(Source records)
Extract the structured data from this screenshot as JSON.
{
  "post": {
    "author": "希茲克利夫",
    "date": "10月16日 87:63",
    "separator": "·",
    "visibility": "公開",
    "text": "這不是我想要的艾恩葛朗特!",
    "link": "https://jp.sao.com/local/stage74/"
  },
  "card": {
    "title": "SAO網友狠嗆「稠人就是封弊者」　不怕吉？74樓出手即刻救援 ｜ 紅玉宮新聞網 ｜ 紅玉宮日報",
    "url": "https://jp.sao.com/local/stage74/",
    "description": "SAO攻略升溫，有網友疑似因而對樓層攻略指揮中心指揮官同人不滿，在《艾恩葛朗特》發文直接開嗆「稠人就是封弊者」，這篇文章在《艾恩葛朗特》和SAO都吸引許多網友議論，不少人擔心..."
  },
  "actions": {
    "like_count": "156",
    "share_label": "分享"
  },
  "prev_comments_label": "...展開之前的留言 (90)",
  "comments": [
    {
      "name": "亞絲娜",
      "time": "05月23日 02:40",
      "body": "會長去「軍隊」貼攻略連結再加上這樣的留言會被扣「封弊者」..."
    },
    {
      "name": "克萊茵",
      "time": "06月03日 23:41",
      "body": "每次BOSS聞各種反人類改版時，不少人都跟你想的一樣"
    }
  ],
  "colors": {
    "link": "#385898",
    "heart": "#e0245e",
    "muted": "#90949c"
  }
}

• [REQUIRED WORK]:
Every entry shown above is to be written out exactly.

• [FINISHED EXERCISE]:
Extract the structured data from this screenshot as JSON.
{
  "post": {
    "author": "希茲克利夫",
    "date": "10月16日 87:63",
    "separator": "·",
    "visibility": "公開",
    "text": "這不是我想要的艾恩葛朗特!",
    "link": "https://jp.sao.com/local/stage74/"
  },
  "card": {
    "title": "SAO網友狠嗆「稠人就是封弊者」　不怕吉？74樓出手即刻救援 ｜ 紅玉宮新聞網 ｜ 紅玉宮日報",
    "url": "https://jp.sao.com/local/stage74/",
    "description": "SAO攻略升溫，有網友疑似因而對樓層攻略指揮中心指揮官同人不滿，在《艾恩葛朗特》發文直接開嗆「稠人就是封弊者」，這篇文章在《艾恩葛朗特》和SAO都吸引許多網友議論，不少人擔心..."
  },
  "actions": {
    "like_count": "156",
    "share_label": "分享"
  },
  "prev_comments_label": "...展開之前的留言 (90)",
  "comments": [
    {
      "name": "亞絲娜",
      "time": "05月23日 02:40",
      "body": "會長去「軍隊」貼攻略連結再加上這樣的留言會被扣「封弊者」..."
    },
    {
      "name": "克萊茵",
      "time": "06月03日 23:41",
      "body": "每次BOSS聞各種反人類改版時，不少人都跟你想的一樣"
    }
  ],
  "colors": {
    "link": "#385898",
    "heart": "#e0245e",
    "muted": "#90949c"
  }
}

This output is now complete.